[Work instructions]
Could you return every line of the records below that contains the word "this"?
□ □ □ □ □
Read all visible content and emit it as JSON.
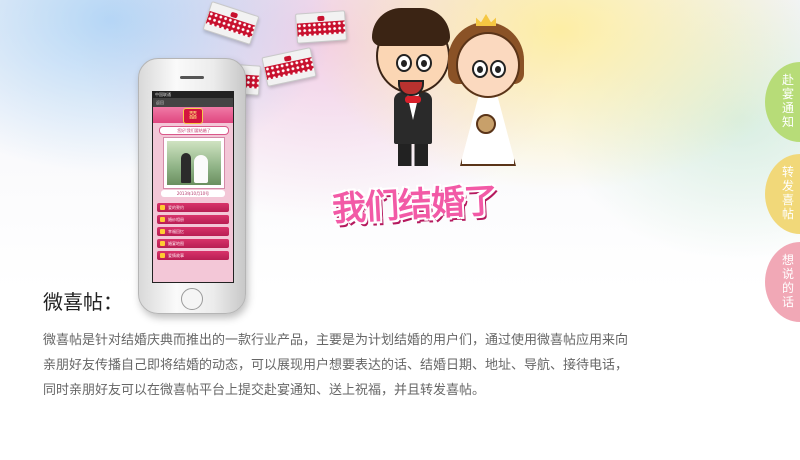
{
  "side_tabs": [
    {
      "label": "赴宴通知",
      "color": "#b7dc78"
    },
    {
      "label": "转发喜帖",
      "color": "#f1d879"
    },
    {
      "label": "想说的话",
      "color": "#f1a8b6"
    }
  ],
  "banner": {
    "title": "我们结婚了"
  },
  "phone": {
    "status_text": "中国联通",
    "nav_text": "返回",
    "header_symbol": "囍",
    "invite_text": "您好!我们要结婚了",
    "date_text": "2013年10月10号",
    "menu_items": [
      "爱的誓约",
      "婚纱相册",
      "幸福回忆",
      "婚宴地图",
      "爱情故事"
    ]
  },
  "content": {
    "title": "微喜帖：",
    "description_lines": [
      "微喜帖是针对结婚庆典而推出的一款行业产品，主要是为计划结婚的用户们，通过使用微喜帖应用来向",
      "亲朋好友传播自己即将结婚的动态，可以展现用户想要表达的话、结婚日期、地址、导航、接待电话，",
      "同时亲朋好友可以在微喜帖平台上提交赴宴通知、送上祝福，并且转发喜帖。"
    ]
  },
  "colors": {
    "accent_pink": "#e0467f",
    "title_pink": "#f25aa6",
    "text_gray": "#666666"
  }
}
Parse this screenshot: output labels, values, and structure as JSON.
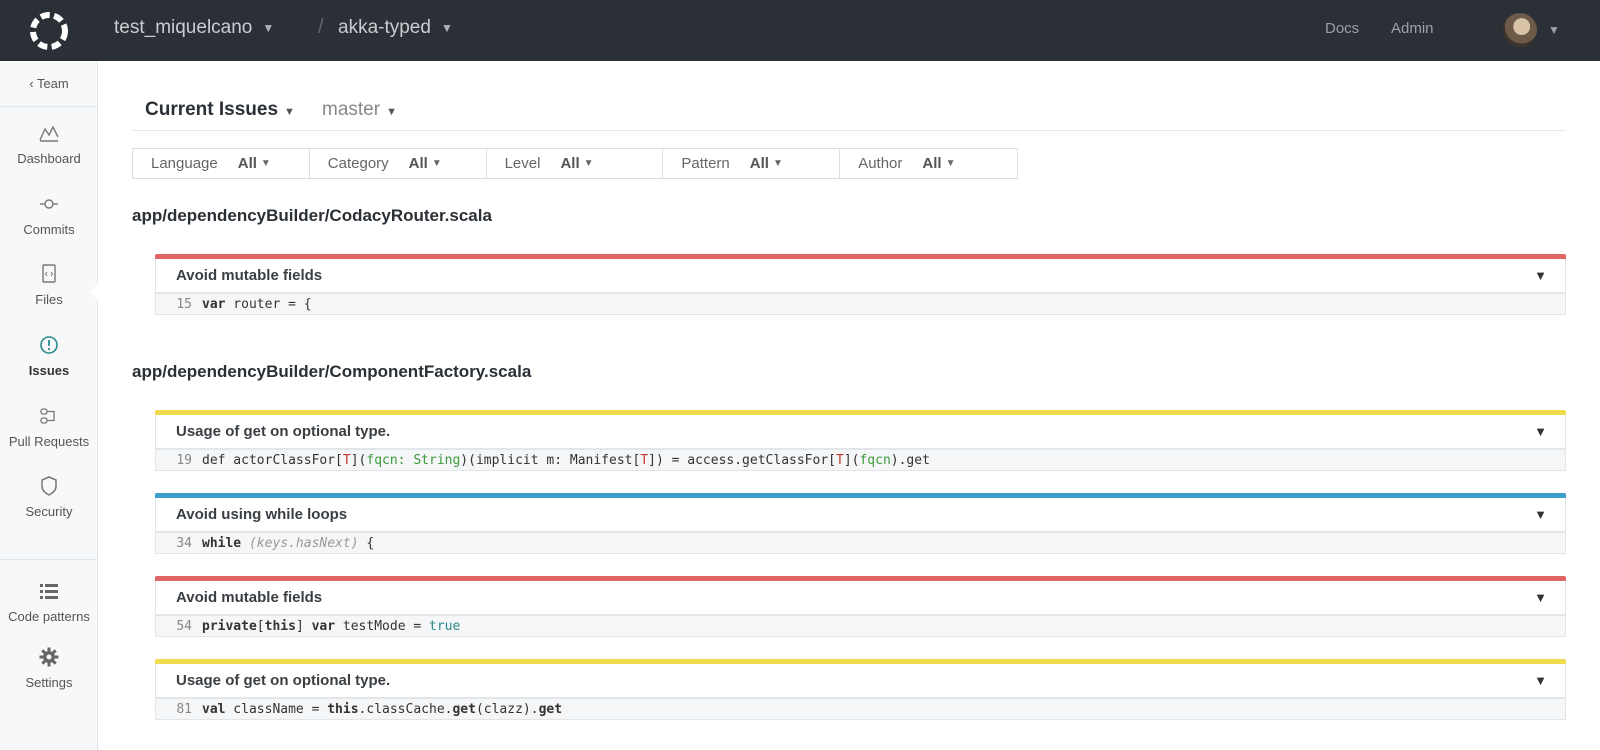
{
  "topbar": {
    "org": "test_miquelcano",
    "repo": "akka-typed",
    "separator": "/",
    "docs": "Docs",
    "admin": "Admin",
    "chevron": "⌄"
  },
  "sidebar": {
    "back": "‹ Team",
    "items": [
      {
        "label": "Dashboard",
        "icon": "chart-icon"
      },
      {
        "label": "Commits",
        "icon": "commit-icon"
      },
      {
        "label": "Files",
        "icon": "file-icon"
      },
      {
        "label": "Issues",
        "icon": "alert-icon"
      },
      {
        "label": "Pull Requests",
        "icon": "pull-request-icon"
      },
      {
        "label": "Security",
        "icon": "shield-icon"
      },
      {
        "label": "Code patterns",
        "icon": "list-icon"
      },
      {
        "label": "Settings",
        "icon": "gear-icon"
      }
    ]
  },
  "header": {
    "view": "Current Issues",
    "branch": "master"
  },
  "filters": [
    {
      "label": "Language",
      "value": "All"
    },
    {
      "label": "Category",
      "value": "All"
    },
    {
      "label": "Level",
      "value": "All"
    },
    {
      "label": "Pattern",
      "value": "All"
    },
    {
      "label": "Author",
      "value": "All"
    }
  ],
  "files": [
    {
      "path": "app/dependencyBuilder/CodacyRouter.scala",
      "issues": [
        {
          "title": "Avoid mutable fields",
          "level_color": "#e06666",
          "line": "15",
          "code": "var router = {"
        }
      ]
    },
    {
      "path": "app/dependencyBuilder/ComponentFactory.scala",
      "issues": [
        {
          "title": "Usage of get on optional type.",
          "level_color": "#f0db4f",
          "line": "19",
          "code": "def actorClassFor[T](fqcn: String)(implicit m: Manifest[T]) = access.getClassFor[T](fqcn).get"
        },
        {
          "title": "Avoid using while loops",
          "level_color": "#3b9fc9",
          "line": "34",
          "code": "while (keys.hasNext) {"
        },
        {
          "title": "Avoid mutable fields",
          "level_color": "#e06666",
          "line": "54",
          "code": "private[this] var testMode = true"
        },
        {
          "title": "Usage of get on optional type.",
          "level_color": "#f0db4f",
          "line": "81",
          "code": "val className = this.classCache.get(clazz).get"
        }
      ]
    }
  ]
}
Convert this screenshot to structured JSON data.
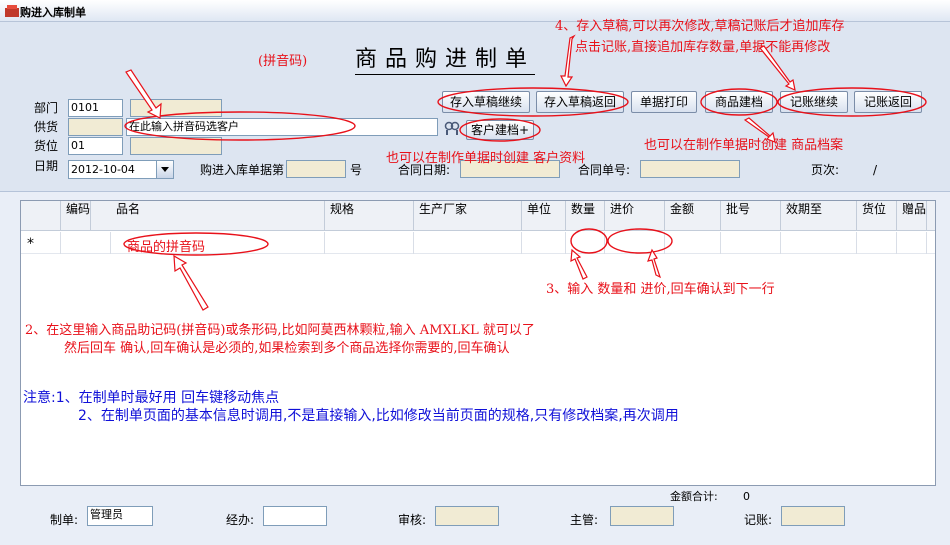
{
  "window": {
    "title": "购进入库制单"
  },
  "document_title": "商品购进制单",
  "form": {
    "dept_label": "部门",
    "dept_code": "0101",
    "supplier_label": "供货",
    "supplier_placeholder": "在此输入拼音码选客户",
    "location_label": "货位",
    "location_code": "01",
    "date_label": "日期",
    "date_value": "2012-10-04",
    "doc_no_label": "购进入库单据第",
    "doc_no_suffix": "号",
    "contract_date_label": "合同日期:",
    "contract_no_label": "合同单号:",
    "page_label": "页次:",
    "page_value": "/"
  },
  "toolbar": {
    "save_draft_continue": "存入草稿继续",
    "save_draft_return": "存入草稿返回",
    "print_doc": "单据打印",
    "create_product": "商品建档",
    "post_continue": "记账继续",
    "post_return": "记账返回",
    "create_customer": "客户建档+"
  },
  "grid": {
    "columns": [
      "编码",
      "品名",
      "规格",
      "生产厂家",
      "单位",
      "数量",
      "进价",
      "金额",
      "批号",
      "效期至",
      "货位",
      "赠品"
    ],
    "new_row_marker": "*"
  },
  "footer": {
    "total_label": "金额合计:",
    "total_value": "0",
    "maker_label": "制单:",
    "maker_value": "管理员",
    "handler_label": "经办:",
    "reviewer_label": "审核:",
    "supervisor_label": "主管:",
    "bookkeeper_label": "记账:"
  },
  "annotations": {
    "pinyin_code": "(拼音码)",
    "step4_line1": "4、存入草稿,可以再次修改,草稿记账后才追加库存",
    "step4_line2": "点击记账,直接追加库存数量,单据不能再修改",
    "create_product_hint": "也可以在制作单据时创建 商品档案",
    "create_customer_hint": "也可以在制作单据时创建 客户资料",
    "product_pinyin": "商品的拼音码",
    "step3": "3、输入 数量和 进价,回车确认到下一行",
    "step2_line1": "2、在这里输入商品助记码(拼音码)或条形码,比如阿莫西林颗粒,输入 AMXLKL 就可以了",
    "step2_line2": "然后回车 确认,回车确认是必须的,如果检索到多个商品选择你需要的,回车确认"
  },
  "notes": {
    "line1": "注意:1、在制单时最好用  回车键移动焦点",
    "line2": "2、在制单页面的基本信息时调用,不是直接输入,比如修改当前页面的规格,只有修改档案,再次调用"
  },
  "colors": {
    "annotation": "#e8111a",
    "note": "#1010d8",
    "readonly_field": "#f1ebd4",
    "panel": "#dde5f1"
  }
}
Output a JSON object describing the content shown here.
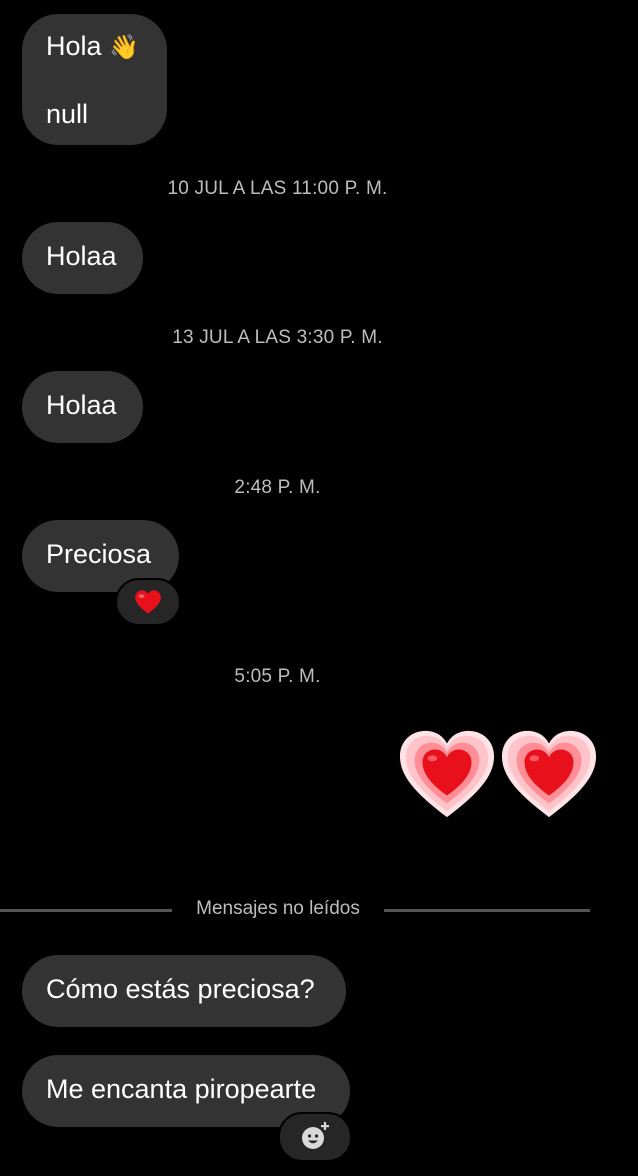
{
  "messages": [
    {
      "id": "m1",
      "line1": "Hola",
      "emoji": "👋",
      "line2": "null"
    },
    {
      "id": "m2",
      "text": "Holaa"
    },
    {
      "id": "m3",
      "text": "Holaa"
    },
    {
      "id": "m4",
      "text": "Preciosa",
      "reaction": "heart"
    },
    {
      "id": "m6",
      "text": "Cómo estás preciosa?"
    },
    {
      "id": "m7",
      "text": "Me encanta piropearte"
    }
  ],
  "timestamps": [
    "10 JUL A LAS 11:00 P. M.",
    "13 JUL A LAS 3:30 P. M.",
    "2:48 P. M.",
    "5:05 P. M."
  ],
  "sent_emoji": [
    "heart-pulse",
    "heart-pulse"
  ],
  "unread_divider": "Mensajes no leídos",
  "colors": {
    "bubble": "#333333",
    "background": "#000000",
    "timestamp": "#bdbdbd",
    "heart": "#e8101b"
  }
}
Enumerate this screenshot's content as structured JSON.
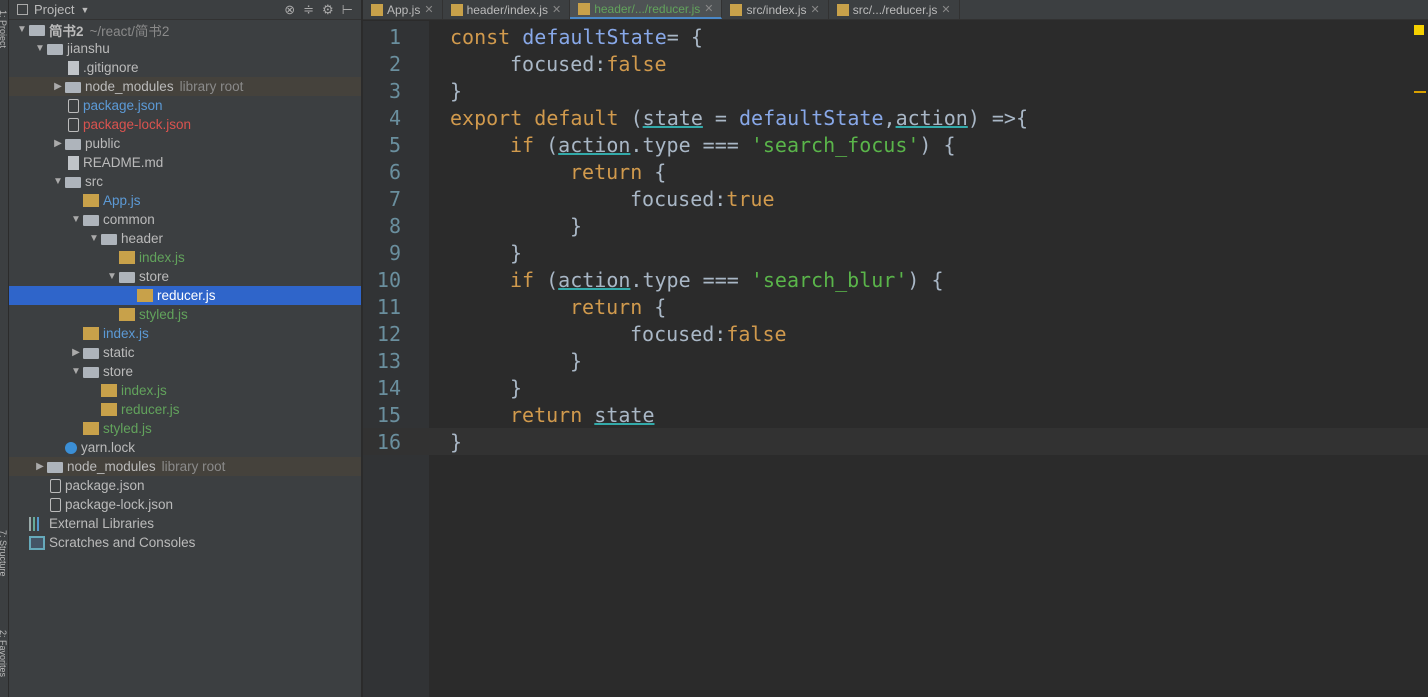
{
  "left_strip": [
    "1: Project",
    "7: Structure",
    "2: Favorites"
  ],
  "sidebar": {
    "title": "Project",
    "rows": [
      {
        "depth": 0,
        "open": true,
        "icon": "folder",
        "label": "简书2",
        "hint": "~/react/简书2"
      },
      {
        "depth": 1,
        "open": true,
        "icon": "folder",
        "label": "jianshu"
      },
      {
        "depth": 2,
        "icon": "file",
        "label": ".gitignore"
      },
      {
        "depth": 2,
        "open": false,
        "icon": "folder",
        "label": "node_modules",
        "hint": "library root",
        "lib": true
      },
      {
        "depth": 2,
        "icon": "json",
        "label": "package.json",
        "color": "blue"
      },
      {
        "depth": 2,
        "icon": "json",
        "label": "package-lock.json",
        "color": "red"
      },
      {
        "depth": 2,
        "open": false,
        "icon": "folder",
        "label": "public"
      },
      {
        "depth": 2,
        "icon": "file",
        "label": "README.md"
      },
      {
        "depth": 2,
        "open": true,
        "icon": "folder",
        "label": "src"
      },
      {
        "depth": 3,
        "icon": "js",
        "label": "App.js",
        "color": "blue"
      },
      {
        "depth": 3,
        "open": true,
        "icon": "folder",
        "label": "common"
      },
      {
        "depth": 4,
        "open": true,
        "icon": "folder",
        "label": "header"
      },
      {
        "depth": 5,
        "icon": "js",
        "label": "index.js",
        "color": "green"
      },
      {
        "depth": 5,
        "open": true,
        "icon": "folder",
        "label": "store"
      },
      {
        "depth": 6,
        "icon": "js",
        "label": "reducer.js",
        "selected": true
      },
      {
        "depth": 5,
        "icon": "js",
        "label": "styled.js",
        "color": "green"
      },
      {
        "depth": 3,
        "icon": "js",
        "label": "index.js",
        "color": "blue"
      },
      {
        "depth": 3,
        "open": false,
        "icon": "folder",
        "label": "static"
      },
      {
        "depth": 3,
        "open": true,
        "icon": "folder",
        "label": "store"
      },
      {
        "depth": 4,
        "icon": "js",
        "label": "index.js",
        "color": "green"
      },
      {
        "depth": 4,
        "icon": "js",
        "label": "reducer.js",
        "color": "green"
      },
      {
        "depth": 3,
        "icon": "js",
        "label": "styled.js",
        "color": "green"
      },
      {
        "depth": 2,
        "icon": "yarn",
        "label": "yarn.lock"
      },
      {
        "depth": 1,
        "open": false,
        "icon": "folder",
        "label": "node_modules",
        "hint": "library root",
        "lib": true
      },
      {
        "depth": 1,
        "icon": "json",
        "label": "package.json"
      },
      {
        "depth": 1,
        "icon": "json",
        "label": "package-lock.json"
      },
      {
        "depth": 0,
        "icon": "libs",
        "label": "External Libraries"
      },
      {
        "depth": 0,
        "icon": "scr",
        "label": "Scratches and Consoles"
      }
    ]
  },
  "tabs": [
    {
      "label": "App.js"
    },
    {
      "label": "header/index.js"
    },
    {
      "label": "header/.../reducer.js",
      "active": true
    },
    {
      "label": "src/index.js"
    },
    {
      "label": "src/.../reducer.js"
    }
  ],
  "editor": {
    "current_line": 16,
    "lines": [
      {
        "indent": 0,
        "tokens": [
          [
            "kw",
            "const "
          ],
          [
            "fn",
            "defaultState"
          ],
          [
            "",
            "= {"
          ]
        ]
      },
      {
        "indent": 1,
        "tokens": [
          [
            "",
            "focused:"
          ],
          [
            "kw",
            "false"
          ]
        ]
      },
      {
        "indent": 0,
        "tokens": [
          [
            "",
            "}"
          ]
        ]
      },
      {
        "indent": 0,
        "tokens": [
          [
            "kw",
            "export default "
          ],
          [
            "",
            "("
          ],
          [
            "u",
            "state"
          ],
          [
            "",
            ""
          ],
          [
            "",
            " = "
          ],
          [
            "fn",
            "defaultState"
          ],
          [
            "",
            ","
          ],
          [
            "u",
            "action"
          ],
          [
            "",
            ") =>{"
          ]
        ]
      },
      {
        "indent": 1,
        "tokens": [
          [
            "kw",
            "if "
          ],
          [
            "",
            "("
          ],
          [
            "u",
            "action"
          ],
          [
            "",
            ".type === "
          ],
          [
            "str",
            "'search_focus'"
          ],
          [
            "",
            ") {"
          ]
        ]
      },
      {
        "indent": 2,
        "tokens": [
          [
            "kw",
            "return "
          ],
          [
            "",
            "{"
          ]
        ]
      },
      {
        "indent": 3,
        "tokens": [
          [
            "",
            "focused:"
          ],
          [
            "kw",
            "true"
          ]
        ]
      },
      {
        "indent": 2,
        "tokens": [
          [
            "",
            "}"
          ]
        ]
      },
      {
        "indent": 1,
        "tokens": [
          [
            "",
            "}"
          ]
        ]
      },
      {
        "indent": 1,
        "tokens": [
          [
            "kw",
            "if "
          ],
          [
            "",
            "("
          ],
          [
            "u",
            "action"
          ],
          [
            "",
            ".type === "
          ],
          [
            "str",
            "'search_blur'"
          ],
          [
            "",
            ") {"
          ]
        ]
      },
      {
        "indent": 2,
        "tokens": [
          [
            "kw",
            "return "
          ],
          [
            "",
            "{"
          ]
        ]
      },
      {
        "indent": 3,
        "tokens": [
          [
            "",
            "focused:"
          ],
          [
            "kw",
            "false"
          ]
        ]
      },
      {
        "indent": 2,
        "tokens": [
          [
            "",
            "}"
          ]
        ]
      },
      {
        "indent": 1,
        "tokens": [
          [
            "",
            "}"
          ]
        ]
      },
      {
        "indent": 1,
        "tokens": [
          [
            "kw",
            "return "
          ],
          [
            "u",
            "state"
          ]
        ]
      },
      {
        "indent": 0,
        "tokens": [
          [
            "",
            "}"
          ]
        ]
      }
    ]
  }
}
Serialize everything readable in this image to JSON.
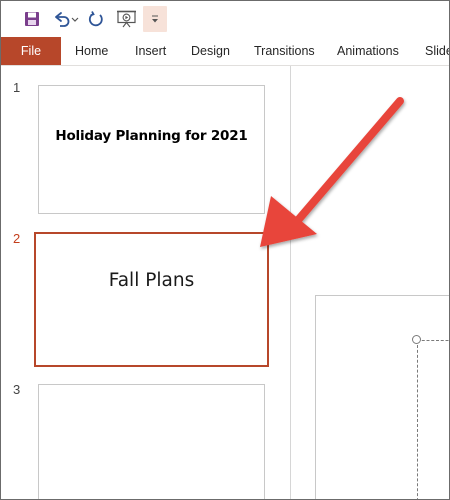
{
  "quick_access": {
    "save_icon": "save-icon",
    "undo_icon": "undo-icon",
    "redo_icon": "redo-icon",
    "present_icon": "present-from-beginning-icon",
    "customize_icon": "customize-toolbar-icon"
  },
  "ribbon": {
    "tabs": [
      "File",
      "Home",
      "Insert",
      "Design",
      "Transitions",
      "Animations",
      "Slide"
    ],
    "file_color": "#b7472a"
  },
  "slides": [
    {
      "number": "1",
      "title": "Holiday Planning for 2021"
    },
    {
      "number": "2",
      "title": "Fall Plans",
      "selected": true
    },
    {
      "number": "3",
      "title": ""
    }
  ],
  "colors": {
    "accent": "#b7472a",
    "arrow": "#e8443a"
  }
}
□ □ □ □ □
[Reply to the task]
Parse this screenshot: output labels, values, and structure as JSON.
          "code": "private[this] var testMode = true"
          "code": "val className = this.classCache.get(clazz).get"
Convert this screenshot to structured JSON data.
Enumerate this screenshot's content as structured JSON.
Serialize everything readable in this image to JSON.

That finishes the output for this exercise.